Israel, the sole if undeclared nuclear power in the Middle East, says Iran's nuclear programme poses an existential threat, and has repeatedly refused to rule out military action to halt Tehran's nuclear activity.
Just three months before US President Barack Obama seeks a second term, his administration is loath to launch a new US war in the Middle East and wants to give time for newly strengthened sanctions to work.
Iran refuses to bow to Western demands that it curb its sensitive uranium enrichment under the pressure of punishing economic sanctions that were ramped up in July to their toughest level so far.
Tehran has demanded that its "right" to enrichment be recognised and that the sanctions be eased, and rejects Western suspicions that it is seeking a nuclear weapons capability, insisting its ambitions are entirely peaceful.
A series of visits by high-ranking US defence officials to Israel has raised speculation that Washington is trying to dissuade Israel from a pre-emptive military attack.
In a Thursday interview, Barak said that a recent US intelligence report made the Iranian issue more "urgent."
Regarding the differences between Israel and Washington, "the discourse is much less black-and-white than what is thought," he said.
He also said that a decision on a military strike on Iran's nuclear facilities would necessitate a vote in the Israeli government, which currently has 29 members.
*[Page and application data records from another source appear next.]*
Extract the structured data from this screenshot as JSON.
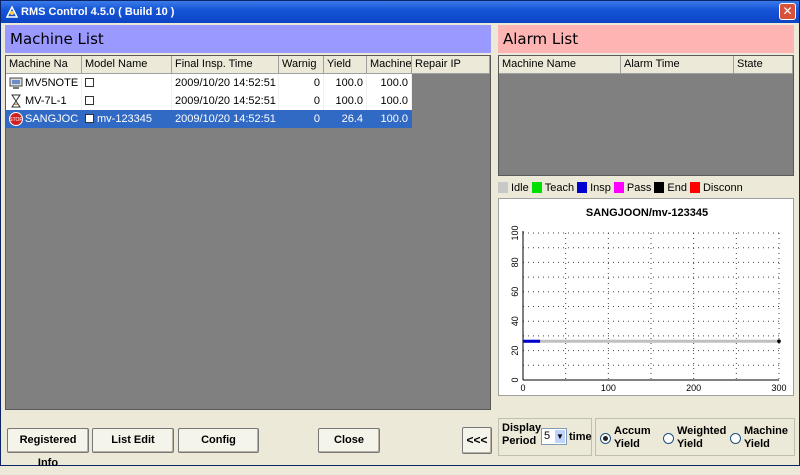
{
  "window": {
    "title": "RMS Control 4.5.0 ( Build 10 )"
  },
  "machine_list": {
    "header": "Machine List",
    "columns": [
      "Machine Na",
      "Model Name",
      "Final Insp. Time",
      "Warnig",
      "Yield",
      "Machine",
      "Repair IP"
    ],
    "rows": [
      {
        "name": "MV5NOTE",
        "model": "",
        "time": "2009/10/20 14:52:51",
        "warning": "0",
        "yield": "100.0",
        "machine": "100.0",
        "repair_ip": "",
        "icon": "computer-icon",
        "selected": false
      },
      {
        "name": "MV-7L-1",
        "model": "",
        "time": "2009/10/20 14:52:51",
        "warning": "0",
        "yield": "100.0",
        "machine": "100.0",
        "repair_ip": "",
        "icon": "hourglass-icon",
        "selected": false
      },
      {
        "name": "SANGJOC",
        "model": "mv-123345",
        "time": "2009/10/20 14:52:51",
        "warning": "0",
        "yield": "26.4",
        "machine": "100.0",
        "repair_ip": "",
        "icon": "stop-sign-icon",
        "selected": true
      }
    ]
  },
  "alarm_list": {
    "header": "Alarm List",
    "columns": [
      "Machine Name",
      "Alarm Time",
      "State"
    ]
  },
  "legend": [
    {
      "label": "Idle",
      "color": "#c8c8c8"
    },
    {
      "label": "Teach",
      "color": "#00e000"
    },
    {
      "label": "Insp",
      "color": "#0000d0"
    },
    {
      "label": "Pass",
      "color": "#ff00ff"
    },
    {
      "label": "End",
      "color": "#000000"
    },
    {
      "label": "Disconn",
      "color": "#ff0000"
    }
  ],
  "chart_data": {
    "type": "line",
    "title": "SANGJOON/mv-123345",
    "xlabel": "",
    "ylabel": "",
    "xlim": [
      0,
      300
    ],
    "ylim": [
      0,
      100
    ],
    "xticks": [
      "0",
      "100",
      "200",
      "300"
    ],
    "yticks": [
      "0",
      "20",
      "40",
      "60",
      "80",
      "100"
    ],
    "grid": true,
    "series": [
      {
        "x": [
          0,
          300
        ],
        "y": [
          26.4,
          26.4
        ],
        "color": "#c0c0c0"
      },
      {
        "x": [
          0,
          20
        ],
        "y": [
          26.4,
          26.4
        ],
        "color": "#0000d0"
      }
    ]
  },
  "buttons": {
    "registered_info": "Registered Info",
    "list_edit": "List Edit",
    "config": "Config",
    "close": "Close",
    "collapse": "<<<"
  },
  "display_period": {
    "label_1": "Display",
    "label_2": "Period",
    "value": "5",
    "unit": "time"
  },
  "yield_options": [
    {
      "line1": "Accum",
      "line2": "Yield",
      "checked": true
    },
    {
      "line1": "Weighted",
      "line2": "Yield",
      "checked": false
    },
    {
      "line1": "Machine",
      "line2": "Yield",
      "checked": false
    }
  ]
}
"The image created in the public realm, as if two men sit and conjure fantasies or reach decisions on their own is absolute malarkey," Barak said. "Only the government can decide on such issues."